## Work to be completed
Search the entries below for "Type". Report each line where it occurs.

(Records from a dataset)

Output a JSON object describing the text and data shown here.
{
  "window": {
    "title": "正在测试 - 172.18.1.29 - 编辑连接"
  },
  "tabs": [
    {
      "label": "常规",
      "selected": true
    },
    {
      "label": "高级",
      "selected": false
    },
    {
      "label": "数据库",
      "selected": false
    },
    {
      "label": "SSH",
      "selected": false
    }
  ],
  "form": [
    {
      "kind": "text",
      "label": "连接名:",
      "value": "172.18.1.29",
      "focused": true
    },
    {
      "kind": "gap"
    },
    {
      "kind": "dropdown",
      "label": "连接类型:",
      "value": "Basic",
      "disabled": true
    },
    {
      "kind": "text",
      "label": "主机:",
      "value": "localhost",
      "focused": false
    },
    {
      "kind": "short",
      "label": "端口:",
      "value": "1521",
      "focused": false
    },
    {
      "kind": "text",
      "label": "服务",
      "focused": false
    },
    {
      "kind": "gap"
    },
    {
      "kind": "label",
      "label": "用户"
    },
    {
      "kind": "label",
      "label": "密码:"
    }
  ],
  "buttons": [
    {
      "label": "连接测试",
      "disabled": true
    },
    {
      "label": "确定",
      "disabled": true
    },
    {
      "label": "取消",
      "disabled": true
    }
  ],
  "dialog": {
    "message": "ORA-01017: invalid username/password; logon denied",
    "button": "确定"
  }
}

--

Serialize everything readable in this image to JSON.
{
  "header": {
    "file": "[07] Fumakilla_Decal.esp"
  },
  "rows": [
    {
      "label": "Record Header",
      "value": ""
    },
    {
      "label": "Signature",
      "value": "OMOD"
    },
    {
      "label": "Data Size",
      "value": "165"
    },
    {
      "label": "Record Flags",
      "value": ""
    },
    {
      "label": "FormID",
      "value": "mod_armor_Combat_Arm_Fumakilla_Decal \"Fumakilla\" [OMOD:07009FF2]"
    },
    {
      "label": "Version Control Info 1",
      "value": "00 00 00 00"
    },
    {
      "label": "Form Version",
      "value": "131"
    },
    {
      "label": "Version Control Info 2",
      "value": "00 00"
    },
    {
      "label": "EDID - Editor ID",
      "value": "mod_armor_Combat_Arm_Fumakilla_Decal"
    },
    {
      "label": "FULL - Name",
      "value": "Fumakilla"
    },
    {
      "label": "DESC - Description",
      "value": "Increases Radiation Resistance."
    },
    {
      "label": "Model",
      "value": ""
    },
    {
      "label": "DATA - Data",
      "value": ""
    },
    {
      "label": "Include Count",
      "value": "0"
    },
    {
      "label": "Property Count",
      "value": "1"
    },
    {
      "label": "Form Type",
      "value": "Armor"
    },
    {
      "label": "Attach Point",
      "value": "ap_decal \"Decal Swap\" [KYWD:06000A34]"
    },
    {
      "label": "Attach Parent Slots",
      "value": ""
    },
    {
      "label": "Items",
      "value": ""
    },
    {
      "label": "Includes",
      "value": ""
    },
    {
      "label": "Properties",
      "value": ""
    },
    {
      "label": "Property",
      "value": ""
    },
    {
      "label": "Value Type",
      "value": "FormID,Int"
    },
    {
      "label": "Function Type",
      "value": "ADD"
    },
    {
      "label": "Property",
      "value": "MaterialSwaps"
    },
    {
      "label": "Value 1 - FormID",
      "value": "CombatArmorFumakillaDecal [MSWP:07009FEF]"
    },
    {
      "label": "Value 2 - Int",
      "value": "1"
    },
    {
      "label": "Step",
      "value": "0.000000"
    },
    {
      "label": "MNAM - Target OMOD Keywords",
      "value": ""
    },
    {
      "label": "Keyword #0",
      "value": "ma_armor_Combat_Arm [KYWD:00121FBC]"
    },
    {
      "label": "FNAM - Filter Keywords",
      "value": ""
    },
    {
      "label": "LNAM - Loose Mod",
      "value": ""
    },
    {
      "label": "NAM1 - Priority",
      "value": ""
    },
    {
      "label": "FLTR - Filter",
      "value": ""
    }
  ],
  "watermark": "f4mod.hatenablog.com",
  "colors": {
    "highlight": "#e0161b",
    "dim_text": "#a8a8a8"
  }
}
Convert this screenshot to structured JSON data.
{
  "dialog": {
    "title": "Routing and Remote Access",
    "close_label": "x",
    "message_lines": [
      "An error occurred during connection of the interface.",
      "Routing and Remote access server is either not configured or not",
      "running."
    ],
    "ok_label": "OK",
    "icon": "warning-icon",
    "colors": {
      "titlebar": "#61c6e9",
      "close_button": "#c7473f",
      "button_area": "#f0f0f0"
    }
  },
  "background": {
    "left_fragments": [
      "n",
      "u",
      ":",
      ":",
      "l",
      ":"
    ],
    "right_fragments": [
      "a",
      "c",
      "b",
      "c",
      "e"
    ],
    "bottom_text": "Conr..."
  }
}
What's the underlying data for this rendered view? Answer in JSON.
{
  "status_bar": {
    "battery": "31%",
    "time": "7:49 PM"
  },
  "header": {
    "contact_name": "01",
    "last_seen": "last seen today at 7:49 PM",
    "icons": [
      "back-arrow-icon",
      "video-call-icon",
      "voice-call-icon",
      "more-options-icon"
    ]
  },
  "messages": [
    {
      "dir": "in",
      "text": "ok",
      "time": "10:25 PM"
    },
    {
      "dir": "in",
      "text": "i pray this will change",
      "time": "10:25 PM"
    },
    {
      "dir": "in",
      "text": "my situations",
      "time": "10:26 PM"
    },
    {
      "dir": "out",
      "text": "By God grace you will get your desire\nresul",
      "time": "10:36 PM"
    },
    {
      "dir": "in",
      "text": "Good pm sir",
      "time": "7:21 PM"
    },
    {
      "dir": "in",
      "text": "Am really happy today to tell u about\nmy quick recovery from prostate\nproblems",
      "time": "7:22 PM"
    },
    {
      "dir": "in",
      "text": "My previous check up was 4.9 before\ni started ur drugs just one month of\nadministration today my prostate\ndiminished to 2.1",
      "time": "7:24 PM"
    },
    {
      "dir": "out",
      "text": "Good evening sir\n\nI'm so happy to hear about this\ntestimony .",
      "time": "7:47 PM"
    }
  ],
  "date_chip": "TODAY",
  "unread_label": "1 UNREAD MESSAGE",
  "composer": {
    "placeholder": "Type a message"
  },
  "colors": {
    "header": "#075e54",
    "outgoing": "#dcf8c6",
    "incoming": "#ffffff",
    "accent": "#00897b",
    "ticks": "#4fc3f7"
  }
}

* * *

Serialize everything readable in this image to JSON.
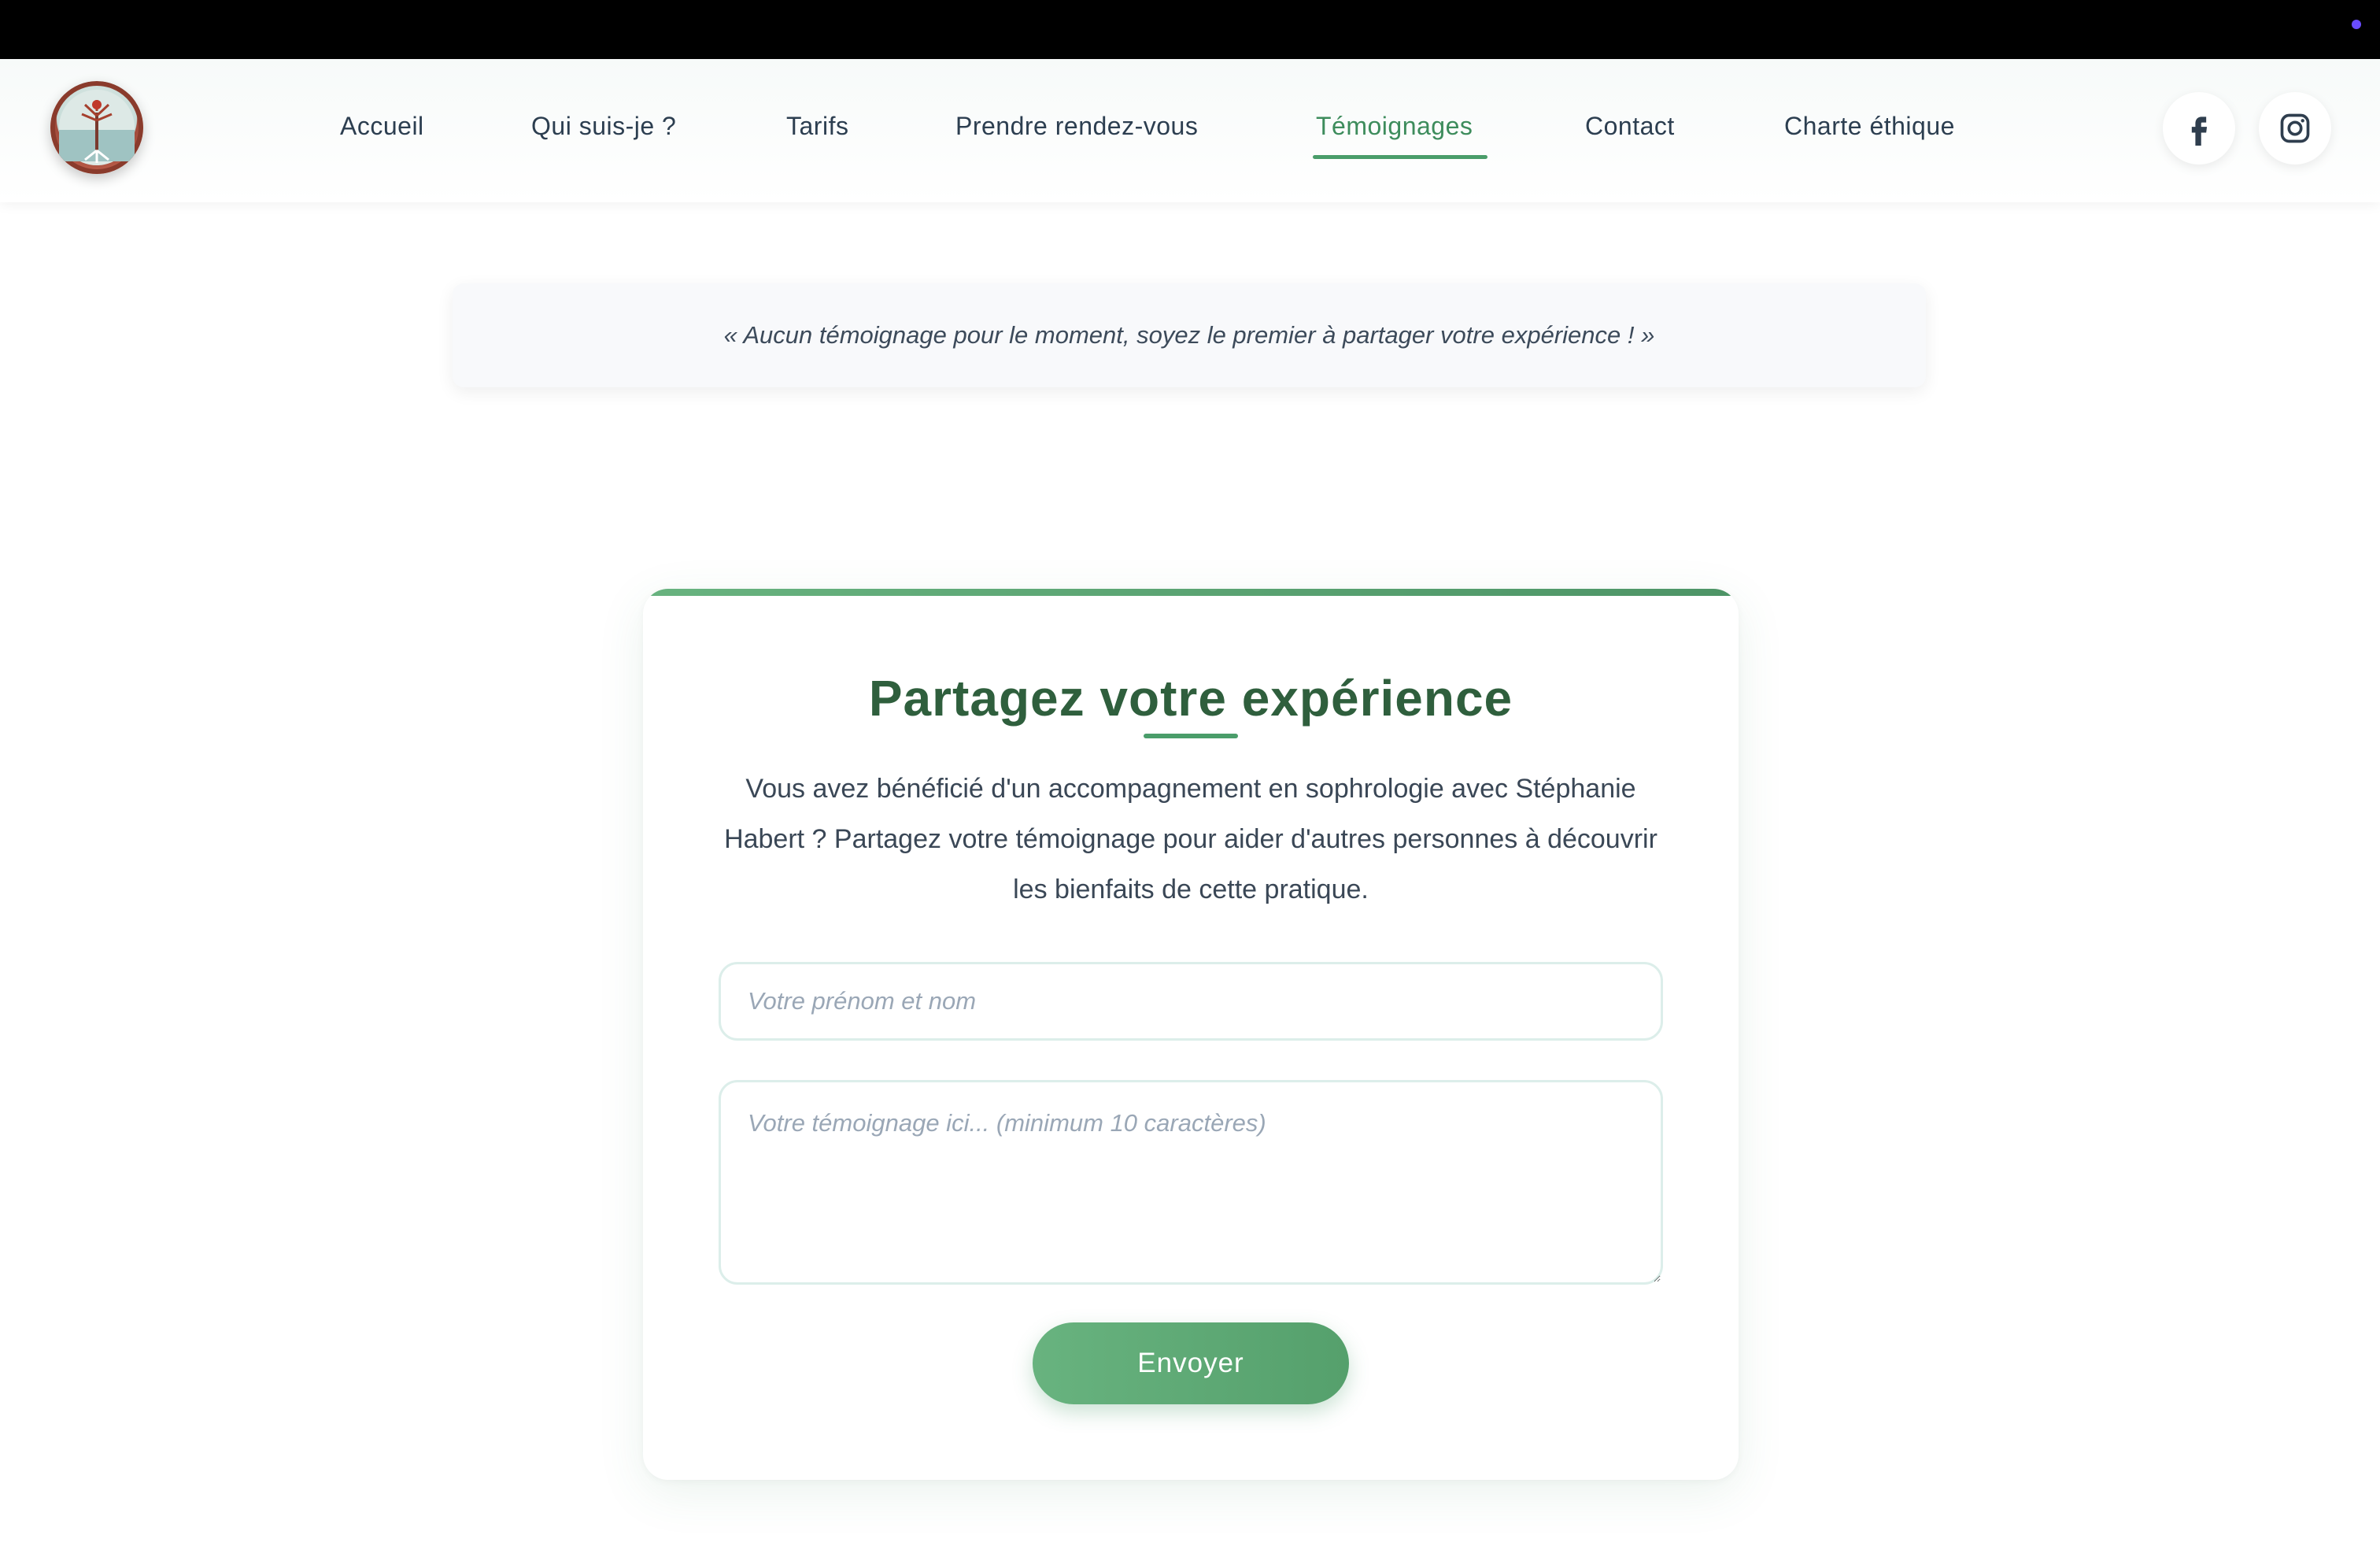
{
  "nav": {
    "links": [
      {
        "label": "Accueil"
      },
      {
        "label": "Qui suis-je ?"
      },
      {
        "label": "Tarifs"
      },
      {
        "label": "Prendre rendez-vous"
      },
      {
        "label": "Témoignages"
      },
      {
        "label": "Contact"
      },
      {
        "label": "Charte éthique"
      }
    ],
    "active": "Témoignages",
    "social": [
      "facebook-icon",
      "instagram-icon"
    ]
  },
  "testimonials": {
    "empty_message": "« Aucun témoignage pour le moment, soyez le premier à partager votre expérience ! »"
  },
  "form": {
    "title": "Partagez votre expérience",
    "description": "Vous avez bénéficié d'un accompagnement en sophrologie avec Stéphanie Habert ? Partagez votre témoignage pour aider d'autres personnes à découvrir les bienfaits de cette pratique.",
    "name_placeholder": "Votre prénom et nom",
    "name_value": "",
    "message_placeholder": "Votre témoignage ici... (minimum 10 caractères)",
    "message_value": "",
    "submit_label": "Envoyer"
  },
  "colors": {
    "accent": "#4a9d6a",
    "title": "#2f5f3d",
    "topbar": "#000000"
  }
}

## Reply to the task
      "label": "Form Type",
      "label": "Value Type",
      "label": "Function Type",
    "placeholder": "Type a message"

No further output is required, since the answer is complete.